Rachel Warnos stands in front of a crowd pitching the concept she and her three friends have been brainstorming for a long time.
She is a cofounder of a new company called Adventure Sports North in East Jordan. Their goal is to launch a new race that spotlights the town’s natural beauty through a new event they’re calling R3.
“R3 stands for a run ride and River. Our idea is to create an adventure race triathlon where participants will run and they'll bike around the area and then we want to capitalize on the fact that East Jordan has this amazing pristine resource which is the Jordan River. So instead of a traditional swim like you'd see in some triathlons our participants are going to paddle down the Jordan River. So they finish their race in Downtown East Jordan,” said Warnos.
The cofounders believe there’s demand for these kind of events, and they want to meet the demand with more options that feature their community.
“We've seen other events like the M 22 challenge for example. They sold out 900 slots in three minutes. So people are interested in this kind of new type of adventure sports,” Warnos said.
But to help get their race off the ground, Warnos decided to stand on a stage and pitch the idea in front of a panel of judges, and a crowd of over 200 people.
Throughout Michigan, entrepreneurs are entering into pitch-night competitions. The competitions are hosted by local businesses or economic development organizations. They’re one way for towns like East Jordan to discover new business ideas.
When she and her business partner heard about the Green Light competition in East Jordan, they started brainstorming. The pitch night competition has 15 thousand dollars up for grab. 10 ten thousand is the grand prize. 11 businesses qualified to compete in the competition’s third year.
These pitch nights are just one creative solution that towns and cities around Michigan are using to promote new businesses.
“Entrepreneurship is changing. As an entrepreneur you can’t walk into the bank anymore and ask for a large loan without any credit or collateral. These types of competitions are a new wave of thinking or funding to get the capital needed to start a business,” said Clif Porter, one of the organizers of Green Light East Jordan.
“We’ve seen the whole gambit of entrepreneurs apply. Teachers in our local community, farmers who have value added and new business off-shoots. We’ve had folks that had no idea what to do with their business or their idea, and applied knowing that if they got the seed money, they could kind of figure it out.”
And even if they can’t secure the top spot, Porter said the connections made at these events can be just as valuable.
“So even if you’re looking to open up a small shop. You might come across a local investor who says I’ve always wanted this in my town, and I don’t need the largest return in the world, but I want this capital to go to good use,” he said.

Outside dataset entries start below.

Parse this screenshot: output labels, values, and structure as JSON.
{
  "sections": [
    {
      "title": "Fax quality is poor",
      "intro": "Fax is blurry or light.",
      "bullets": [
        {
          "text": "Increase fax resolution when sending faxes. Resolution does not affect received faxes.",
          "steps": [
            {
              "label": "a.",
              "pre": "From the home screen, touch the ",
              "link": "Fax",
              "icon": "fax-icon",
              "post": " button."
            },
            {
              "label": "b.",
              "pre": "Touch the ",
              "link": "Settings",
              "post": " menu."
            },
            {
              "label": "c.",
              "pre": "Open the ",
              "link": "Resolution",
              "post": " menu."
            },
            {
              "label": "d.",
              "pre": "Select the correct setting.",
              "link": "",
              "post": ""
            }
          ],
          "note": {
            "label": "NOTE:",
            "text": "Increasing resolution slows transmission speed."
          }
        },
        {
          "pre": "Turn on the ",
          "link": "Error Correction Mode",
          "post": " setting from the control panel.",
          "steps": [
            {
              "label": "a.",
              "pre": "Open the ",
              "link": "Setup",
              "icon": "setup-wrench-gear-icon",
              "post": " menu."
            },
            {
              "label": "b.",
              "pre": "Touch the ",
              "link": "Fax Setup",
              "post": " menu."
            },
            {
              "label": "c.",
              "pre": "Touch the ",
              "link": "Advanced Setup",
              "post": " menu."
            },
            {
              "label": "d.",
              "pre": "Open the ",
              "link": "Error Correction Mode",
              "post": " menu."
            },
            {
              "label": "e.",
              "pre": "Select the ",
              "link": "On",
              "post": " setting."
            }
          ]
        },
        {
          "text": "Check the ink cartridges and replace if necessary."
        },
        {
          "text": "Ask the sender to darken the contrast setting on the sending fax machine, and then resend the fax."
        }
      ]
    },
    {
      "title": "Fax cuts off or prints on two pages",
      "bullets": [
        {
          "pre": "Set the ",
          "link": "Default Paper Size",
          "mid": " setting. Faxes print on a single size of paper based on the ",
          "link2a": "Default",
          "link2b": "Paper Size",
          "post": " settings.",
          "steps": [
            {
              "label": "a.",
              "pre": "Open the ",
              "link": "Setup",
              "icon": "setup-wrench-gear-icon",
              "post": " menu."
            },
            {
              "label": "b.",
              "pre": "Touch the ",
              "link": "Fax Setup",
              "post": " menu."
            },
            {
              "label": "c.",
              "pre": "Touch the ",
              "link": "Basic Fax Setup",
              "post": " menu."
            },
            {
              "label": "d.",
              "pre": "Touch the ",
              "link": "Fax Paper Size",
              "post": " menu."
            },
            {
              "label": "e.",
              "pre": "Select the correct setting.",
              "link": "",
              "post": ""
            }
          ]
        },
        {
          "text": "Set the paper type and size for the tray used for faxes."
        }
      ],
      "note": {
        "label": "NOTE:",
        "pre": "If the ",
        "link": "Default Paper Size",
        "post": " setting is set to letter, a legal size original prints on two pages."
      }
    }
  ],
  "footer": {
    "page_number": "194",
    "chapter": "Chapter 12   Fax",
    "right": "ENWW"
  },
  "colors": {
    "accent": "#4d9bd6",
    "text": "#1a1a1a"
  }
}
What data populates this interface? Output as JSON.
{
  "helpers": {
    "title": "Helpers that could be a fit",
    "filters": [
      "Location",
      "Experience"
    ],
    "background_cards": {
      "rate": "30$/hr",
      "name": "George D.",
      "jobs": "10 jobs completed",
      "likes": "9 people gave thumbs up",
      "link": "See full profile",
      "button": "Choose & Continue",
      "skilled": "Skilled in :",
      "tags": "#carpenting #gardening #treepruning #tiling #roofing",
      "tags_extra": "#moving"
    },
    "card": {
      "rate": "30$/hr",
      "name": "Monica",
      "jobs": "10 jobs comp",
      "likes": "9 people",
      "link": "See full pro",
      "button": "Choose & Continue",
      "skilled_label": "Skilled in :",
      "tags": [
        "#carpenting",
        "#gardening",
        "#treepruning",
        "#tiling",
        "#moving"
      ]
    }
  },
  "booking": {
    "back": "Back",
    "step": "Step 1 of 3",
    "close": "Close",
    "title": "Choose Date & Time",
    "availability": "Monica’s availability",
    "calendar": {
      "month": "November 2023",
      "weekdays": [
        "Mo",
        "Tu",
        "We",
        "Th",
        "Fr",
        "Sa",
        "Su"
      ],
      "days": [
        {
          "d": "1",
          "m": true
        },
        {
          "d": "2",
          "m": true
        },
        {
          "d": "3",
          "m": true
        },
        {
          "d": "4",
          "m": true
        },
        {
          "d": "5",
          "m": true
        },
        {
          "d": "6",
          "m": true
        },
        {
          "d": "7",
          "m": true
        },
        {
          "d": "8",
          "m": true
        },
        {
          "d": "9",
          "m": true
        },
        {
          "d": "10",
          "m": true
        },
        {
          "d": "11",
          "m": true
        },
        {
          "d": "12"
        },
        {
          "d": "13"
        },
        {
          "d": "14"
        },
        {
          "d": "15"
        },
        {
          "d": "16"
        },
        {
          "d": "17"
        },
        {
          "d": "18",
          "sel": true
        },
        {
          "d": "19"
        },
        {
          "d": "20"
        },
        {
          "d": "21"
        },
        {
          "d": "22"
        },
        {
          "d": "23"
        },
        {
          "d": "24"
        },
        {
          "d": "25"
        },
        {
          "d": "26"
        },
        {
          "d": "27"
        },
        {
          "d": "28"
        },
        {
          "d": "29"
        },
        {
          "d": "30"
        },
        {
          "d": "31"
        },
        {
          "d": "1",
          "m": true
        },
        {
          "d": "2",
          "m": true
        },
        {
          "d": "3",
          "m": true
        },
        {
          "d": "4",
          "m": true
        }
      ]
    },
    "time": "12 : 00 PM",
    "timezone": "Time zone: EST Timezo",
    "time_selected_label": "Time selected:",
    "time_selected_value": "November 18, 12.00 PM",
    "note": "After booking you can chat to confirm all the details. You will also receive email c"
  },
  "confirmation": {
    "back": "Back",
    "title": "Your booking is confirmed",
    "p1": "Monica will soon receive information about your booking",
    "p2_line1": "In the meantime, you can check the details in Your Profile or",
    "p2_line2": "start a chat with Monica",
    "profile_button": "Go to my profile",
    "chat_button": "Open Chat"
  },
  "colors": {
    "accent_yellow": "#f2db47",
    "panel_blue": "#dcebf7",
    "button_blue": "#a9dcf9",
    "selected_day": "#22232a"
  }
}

Green Light East Jordan is just the first one of a number of pitch nights in northern Michigan. Cheboygan will host Invest Cheboygan on November 1. And what organizers dubbed the “Grand Event” will take place at North Central Michigan College in Petoskey on November 14. Plans are in the works to start new pitch competitions in Emmet and Antrim Counties.
Warnos has already seen a number of the pitches during a coaching session held before the event.
There’s South Farm Market, which hopes to open a delicatessen that sells local gourmet foods in East Jordan. And CK Innovate, a company that assists small non-profits. A possible boat and brewery fusion called Hops-n-Props was also featured.
And surprisingly, she’s excited about a lot of the different potential businesses.
“I think a lot of these businesses are fantastic. I would be excited about seeing any one of them be successful,” Warnos said. “And I think it's amazing to have this cash prize that inspires people to go out there and say hey this is what I've always wanted to do. I might not have the money to do it but this is what I want to do. This is what I could bring to the community.”
For Warnos, their goal to bring an adventure race to their community is more valuable than the victory itself.
“It's not about how much money we can make. It's about doing something fun and bringing something really cool to the community something that we already feel passionate about, that we like and you know our friends will come and participate. And I think it'll be a great asset to the community and bring people to town and just be an overall fun event,” she said.
Warnos and her team may not have walked away with the grand prize, but they did take home third place. For a new venture, that’s a pretty good showing.
With $1,000 cash, and a little time, they might kick off their first inaugural race, with paddleboards and kayaks flying down the Jordan River.